£35000 - £40000 per annum: Recruitment Genius: This is an excellent opportunit...

Recruitment Genius: Trainee Case Handler / Probate Assistant

£15000 - £18000 per annum: Recruitment Genius: A Trainee Case Handler/Probate ...

Recruitment Genius: Outbound Telesales Executive - OTE £30,000

£16000 - £20000 per annum: Recruitment Genius: This precious metal refining co...

Day In a Page

Syrian conflict is the world's first 'climate change war', say scientists, but it won't be the last one

Climate change key in Syrian conflict

And it will trigger more war in future
How I outwitted the Gestapo

How I outwitted the Gestapo

My life as a Jew in wartime Berlin
The nation's favourite animal revealed

The nation's favourite animal revealed

Women like cuddly creatures whilst men like creepy-crawlies
Is this the way to get young people to vote?

Getting young people to vote

From #VOTESELFISH to Bite the Ballot
Poldark star Heida Reed: 'I don't think a single bodice gets ripped'

Poldark star Heida Reed

'I don't think a single bodice gets ripped'
The difference between America and Israel? There isn’t one

The difference between America and Israel? There isn’t one

Netanyahu knows he can get away with anything in America, says Robert Fisk
Families clubbing together to build their own affordable accommodation

Do It Yourself approach to securing a new house

Community land trusts marking a new trend for taking the initiative away from developers
Head of WWF UK: We didn’t send Cameron to the Arctic to see green ideas freeze

David Nussbaum: We didn’t send Cameron to the Arctic to see green ideas freeze

The head of WWF UK remains sanguine despite the Government’s failure to live up to its pledges on the environment
Author Kazuo Ishiguro on being inspired by shoot-outs and samurai

Author Kazuo Ishiguro on being inspired by shoot-outs and samurai

Set in a mythologised 5th-century Britain, ‘The Buried Giant’ is a strange beast
With money, corruption and drugs, this monk fears Buddhism in Thailand is a ‘poisoned fruit’

Money, corruption and drugs

The monk who fears Buddhism in Thailand is a ‘poisoned fruit’
America's first slavery museum established at Django Unchained plantation - 150 years after slavery outlawed

150 years after it was outlawed...

... America's first slavery museum is established in Louisiana
Kelly Clarkson: How I snubbed Simon Cowell and become a Grammy-winning superstar

Kelly Clarkson: How I snubbed Simon Cowell and become a Grammy-winning superstar
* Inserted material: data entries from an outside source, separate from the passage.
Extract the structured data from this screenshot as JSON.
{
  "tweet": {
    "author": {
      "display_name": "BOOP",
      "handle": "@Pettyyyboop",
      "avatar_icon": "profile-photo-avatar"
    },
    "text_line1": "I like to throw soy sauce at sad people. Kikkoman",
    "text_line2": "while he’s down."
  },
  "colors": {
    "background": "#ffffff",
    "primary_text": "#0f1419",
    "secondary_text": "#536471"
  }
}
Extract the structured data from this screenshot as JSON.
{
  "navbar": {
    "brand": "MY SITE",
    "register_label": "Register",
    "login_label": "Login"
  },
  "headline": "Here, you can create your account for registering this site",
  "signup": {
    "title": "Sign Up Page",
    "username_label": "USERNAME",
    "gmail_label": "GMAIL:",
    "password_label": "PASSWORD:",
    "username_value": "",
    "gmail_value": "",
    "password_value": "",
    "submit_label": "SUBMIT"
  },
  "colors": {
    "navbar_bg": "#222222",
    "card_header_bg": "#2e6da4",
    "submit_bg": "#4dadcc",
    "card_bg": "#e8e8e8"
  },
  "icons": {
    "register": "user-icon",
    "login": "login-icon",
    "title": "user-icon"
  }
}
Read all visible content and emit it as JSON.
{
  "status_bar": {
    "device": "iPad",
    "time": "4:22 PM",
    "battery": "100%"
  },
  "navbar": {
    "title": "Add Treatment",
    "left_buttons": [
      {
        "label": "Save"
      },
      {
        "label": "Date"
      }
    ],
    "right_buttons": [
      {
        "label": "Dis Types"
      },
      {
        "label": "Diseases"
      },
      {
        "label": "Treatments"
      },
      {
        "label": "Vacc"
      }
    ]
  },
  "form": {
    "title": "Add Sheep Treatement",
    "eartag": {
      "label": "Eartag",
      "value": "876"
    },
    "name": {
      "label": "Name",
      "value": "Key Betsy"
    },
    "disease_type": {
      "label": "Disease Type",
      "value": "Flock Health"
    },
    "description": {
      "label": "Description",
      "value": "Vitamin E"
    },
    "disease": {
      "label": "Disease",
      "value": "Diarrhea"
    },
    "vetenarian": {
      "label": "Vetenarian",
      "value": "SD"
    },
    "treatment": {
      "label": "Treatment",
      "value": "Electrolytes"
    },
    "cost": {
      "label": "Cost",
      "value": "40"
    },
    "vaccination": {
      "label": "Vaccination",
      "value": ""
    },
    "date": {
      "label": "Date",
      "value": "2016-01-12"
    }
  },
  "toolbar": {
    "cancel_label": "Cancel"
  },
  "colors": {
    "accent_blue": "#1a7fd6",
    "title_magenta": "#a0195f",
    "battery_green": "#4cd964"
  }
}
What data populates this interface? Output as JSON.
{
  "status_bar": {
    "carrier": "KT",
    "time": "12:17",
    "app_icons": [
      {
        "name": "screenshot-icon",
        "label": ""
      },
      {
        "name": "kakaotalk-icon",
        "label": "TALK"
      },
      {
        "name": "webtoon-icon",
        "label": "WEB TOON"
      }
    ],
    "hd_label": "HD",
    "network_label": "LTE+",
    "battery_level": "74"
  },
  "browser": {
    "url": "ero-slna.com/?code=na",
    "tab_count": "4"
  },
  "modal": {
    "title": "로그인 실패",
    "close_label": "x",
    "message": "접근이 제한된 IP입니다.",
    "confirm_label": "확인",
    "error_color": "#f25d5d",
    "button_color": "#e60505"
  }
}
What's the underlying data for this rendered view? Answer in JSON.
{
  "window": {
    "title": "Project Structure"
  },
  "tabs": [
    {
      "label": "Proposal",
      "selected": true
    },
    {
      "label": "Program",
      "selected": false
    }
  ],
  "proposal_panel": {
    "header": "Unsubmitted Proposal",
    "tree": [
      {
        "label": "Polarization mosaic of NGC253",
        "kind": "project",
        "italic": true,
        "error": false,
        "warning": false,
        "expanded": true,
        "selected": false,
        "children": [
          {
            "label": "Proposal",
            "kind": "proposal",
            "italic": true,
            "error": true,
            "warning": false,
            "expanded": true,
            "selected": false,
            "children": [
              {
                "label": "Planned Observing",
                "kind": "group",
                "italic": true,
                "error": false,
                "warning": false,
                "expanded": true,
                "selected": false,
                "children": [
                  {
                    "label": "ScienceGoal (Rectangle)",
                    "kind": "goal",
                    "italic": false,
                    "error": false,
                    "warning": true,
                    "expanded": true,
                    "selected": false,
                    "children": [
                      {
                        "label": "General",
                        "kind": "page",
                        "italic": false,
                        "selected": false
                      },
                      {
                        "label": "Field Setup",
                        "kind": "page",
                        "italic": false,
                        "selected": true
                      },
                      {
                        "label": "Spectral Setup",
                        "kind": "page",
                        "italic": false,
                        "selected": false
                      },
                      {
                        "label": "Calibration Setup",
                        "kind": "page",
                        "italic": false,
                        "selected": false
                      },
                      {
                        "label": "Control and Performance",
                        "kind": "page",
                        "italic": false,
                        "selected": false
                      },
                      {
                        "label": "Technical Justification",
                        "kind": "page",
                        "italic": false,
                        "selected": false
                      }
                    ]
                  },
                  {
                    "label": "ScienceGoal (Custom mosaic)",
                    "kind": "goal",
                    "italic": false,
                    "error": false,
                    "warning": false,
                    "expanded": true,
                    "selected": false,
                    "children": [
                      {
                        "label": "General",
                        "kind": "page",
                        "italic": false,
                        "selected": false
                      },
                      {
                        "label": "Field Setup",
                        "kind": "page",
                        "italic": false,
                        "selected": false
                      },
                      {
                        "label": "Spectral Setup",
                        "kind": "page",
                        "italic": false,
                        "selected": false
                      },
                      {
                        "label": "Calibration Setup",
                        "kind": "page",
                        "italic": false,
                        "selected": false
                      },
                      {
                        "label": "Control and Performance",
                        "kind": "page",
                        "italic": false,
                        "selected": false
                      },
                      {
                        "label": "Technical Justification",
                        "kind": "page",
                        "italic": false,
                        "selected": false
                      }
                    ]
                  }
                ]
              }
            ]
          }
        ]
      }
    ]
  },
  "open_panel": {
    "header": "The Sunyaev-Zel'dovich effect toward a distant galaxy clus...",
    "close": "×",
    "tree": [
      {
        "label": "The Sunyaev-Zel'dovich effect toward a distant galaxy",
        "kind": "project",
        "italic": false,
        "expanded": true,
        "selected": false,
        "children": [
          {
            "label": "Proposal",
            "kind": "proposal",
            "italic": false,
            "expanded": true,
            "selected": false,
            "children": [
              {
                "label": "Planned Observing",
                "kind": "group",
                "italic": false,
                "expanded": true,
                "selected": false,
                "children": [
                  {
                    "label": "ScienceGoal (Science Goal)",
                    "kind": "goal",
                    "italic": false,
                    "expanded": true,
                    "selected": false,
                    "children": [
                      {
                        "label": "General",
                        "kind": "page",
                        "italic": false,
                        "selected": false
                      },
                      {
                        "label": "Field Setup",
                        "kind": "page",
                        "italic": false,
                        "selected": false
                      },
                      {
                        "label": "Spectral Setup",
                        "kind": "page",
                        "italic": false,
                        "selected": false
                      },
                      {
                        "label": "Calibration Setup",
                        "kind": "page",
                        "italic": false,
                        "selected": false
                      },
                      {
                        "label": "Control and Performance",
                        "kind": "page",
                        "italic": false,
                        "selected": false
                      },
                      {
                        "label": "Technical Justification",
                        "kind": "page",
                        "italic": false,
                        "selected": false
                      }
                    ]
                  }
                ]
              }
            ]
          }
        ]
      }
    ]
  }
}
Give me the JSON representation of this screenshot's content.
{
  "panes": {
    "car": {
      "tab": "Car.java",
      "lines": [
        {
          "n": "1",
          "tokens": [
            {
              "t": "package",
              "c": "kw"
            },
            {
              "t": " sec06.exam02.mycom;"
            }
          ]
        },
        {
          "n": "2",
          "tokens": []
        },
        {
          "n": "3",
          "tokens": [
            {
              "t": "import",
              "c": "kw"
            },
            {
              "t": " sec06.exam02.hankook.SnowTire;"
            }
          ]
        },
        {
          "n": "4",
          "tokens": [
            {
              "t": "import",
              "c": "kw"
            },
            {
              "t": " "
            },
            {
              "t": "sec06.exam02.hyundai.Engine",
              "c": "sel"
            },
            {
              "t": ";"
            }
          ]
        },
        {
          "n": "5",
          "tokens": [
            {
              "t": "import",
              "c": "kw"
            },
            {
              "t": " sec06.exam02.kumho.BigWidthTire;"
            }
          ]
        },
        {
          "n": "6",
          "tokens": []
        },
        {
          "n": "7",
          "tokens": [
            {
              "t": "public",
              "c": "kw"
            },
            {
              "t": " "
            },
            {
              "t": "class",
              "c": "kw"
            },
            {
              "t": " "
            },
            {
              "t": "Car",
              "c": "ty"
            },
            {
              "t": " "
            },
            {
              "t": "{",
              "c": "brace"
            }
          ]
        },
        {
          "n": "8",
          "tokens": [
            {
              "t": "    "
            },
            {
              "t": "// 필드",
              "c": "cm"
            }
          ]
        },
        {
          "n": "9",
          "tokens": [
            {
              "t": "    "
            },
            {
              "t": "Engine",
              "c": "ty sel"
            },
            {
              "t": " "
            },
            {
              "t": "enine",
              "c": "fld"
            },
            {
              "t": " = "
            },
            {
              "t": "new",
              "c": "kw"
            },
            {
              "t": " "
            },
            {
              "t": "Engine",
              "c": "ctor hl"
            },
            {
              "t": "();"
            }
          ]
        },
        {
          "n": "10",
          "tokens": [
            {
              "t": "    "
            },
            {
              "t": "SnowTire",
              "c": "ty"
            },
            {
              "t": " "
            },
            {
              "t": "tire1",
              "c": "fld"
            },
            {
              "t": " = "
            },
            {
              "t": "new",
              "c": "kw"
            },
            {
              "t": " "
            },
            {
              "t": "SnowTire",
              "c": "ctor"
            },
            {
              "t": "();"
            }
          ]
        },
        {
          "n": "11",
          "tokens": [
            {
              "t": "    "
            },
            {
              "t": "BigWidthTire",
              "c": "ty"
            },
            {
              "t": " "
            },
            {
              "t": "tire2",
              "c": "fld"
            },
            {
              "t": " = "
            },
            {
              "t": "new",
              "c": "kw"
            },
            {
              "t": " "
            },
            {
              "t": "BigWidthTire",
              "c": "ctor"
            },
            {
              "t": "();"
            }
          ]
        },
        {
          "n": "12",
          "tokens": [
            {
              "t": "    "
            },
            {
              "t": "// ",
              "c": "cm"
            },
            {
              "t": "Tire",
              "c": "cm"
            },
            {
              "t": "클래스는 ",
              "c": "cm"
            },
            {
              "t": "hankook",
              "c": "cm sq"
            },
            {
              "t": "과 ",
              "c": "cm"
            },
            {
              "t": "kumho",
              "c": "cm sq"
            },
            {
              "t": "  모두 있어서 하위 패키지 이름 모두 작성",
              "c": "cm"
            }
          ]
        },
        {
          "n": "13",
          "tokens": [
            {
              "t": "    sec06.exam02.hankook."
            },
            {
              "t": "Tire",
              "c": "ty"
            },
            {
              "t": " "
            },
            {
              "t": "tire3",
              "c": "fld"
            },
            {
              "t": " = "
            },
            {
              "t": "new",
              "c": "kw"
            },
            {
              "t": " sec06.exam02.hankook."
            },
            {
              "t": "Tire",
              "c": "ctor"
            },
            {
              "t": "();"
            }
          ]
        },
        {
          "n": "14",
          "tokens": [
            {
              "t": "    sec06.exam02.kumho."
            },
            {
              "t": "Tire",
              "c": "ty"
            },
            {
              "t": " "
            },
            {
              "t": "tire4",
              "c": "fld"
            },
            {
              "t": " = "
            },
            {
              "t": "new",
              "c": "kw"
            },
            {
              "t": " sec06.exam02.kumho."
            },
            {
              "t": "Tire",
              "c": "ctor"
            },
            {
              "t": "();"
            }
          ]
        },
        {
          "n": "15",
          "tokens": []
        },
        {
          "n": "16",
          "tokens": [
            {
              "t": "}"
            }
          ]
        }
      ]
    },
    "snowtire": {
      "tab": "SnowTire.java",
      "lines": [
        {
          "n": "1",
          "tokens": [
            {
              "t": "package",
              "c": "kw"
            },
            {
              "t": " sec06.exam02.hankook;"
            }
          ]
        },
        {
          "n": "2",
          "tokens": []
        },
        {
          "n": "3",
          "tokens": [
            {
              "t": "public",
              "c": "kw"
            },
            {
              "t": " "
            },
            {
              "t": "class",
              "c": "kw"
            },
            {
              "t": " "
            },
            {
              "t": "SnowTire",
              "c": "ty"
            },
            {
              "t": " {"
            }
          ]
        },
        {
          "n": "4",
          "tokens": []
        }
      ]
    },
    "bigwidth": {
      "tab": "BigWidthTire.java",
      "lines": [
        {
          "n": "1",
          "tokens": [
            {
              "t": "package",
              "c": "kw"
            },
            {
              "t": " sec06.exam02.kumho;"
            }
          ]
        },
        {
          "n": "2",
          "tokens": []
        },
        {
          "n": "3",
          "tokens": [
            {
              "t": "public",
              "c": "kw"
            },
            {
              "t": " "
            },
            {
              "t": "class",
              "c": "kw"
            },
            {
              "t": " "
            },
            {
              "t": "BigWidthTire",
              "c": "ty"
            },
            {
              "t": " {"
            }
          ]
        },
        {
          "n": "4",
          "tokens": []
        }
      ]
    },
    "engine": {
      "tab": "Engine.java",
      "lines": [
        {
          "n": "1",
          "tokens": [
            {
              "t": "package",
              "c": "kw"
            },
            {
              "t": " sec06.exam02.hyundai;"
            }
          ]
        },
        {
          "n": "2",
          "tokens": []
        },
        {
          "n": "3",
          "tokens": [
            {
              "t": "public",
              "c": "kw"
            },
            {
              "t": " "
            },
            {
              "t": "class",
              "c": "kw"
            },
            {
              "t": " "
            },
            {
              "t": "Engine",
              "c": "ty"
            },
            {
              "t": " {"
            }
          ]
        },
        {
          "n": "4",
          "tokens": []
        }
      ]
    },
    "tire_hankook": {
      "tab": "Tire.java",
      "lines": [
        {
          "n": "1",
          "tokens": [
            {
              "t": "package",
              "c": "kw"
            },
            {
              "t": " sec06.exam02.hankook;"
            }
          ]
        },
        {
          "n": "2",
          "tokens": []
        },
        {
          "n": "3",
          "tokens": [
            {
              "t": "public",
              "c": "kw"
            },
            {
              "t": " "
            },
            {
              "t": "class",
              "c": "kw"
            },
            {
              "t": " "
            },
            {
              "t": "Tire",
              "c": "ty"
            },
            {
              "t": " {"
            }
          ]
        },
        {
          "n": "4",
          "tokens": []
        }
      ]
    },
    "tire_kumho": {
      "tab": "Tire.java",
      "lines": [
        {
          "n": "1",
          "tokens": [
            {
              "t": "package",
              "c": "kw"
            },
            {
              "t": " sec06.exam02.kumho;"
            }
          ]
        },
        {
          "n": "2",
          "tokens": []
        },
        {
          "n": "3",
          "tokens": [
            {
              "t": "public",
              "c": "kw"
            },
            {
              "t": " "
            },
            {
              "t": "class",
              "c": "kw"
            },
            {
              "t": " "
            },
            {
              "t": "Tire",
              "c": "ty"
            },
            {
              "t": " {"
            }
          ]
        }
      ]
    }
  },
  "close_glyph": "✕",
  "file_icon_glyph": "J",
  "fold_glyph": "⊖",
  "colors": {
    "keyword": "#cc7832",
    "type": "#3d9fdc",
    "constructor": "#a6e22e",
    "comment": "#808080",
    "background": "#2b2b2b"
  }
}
The first 'American Idol' winner on how she manages to remain her own woman – Jane Austen fascination and all
Tony Oursler on exploring our uneasy relationship with technology with his new show

You won't believe your eyes

Tony Oursler's new show explores our uneasy relationship with technology. He's one of a growing number of artists with that preoccupation
Ian Herbert: Peter Moores must go. He should never have been brought back to fail again

Moores must go. He should never have been brought back to fail again

The England coach leaves players to find solutions - which makes you wonder where he adds value, says Ian Herbert
War with Isis: Fears that the looming battle for Mosul will unleash 'a million refugees'

The battle for Mosul will unleash 'a million refugees'

Aid agencies prepare for vast exodus following planned Iraqi offensive against the Isis-held city, reports Patrick Cockburn